Your assignment ->
Only the lines holding "accent" are wanted. Copy every one from the records below.

===============

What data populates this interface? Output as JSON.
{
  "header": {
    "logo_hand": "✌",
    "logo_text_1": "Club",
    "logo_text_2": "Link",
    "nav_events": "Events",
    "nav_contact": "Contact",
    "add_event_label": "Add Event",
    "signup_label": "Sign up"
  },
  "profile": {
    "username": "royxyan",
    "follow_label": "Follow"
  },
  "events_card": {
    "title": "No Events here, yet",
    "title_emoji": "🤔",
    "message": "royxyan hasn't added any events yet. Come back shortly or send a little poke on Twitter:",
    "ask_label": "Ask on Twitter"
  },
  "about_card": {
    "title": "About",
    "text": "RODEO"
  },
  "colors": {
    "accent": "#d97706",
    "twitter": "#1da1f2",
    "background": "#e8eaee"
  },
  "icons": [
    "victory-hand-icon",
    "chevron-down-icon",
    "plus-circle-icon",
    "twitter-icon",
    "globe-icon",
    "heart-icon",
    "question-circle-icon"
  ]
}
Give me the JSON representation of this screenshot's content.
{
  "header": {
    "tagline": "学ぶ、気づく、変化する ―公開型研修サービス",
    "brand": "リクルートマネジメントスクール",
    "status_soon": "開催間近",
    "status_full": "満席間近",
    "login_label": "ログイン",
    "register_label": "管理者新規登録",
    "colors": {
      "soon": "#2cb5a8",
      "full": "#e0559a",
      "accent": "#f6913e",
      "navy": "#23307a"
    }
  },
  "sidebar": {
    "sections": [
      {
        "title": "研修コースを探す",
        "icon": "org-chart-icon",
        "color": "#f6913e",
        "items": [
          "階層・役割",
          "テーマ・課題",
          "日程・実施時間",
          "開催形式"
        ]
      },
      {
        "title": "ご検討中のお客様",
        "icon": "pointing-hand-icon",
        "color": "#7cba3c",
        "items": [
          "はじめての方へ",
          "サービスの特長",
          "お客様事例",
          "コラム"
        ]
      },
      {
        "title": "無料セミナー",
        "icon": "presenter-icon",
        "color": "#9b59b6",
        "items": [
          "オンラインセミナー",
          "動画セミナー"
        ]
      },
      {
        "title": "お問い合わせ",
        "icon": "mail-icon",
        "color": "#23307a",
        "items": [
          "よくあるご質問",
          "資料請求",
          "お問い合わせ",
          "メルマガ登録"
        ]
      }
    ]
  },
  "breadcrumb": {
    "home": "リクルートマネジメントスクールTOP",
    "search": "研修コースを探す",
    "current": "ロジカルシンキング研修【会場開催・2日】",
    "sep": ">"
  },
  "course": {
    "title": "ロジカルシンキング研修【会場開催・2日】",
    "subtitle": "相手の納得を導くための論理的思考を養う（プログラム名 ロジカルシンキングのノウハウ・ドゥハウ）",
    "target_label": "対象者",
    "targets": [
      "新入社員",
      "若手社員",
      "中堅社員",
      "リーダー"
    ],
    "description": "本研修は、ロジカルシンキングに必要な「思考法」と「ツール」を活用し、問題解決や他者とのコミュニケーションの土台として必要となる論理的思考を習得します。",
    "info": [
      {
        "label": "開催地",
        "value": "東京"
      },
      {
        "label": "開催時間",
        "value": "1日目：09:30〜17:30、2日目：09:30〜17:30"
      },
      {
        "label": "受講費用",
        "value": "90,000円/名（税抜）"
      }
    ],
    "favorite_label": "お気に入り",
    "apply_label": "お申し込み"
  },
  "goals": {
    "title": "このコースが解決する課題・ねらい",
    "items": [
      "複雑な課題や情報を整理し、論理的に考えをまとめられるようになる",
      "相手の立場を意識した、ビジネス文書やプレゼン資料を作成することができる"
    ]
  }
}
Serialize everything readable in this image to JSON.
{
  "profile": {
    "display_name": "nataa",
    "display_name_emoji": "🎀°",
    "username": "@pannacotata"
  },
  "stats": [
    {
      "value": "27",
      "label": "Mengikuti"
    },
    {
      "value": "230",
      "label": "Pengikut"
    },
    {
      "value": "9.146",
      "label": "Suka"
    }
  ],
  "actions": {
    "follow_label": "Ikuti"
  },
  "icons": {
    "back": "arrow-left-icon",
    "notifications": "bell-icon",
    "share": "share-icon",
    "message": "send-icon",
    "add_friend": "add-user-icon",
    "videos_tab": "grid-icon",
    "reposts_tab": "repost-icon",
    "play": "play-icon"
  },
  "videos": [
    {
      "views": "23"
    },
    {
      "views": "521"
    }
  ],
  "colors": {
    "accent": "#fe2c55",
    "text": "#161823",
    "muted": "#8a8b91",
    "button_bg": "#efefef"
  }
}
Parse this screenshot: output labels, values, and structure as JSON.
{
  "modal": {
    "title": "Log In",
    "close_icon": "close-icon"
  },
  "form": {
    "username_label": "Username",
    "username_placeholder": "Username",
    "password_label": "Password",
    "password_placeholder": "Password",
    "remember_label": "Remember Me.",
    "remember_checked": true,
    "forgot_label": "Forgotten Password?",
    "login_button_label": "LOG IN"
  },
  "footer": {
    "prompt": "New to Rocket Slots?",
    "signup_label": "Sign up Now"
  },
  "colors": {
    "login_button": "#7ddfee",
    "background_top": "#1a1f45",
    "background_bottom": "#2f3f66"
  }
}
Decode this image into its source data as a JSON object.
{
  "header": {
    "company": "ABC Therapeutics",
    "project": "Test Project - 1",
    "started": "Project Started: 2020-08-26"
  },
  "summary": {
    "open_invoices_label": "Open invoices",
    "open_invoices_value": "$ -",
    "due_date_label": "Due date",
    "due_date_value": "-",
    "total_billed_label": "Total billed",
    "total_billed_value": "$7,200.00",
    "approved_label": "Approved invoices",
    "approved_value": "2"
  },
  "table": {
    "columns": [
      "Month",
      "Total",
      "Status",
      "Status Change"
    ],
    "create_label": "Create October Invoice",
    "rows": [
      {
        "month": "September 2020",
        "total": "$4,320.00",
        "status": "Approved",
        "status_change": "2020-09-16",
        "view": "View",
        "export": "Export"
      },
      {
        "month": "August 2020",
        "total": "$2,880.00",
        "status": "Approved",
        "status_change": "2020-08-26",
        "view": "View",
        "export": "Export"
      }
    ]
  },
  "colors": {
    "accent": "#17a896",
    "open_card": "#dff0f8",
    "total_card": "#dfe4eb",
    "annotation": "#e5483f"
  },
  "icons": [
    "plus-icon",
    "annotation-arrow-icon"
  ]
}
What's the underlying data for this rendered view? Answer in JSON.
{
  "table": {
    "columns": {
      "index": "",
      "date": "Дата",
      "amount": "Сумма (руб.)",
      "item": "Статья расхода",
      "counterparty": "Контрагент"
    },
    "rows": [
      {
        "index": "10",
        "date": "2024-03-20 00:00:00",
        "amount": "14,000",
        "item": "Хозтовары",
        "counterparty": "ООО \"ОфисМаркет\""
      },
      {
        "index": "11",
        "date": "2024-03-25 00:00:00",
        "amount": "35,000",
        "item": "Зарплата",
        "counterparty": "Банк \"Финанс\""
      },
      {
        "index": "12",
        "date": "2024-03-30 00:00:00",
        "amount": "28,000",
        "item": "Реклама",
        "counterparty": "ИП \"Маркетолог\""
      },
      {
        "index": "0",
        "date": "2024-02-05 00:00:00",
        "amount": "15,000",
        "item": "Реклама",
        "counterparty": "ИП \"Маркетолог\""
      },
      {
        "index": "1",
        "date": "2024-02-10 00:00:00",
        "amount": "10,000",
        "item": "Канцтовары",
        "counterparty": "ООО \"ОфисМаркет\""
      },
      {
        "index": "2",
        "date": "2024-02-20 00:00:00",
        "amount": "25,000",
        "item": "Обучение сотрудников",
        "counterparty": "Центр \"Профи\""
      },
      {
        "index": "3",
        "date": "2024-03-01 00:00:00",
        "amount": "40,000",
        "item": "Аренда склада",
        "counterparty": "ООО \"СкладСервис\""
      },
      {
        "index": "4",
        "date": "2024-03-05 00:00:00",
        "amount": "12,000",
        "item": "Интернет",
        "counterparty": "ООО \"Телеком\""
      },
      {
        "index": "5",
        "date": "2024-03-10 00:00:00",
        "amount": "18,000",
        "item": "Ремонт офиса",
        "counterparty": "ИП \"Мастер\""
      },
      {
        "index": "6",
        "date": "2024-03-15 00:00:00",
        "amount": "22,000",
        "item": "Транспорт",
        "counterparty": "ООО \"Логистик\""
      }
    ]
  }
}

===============

Solution to this exercise ->
    "accent": "#d97706",
      "accent": "#f6913e",
    "accent": "#fe2c55",
    "accent": "#17a896",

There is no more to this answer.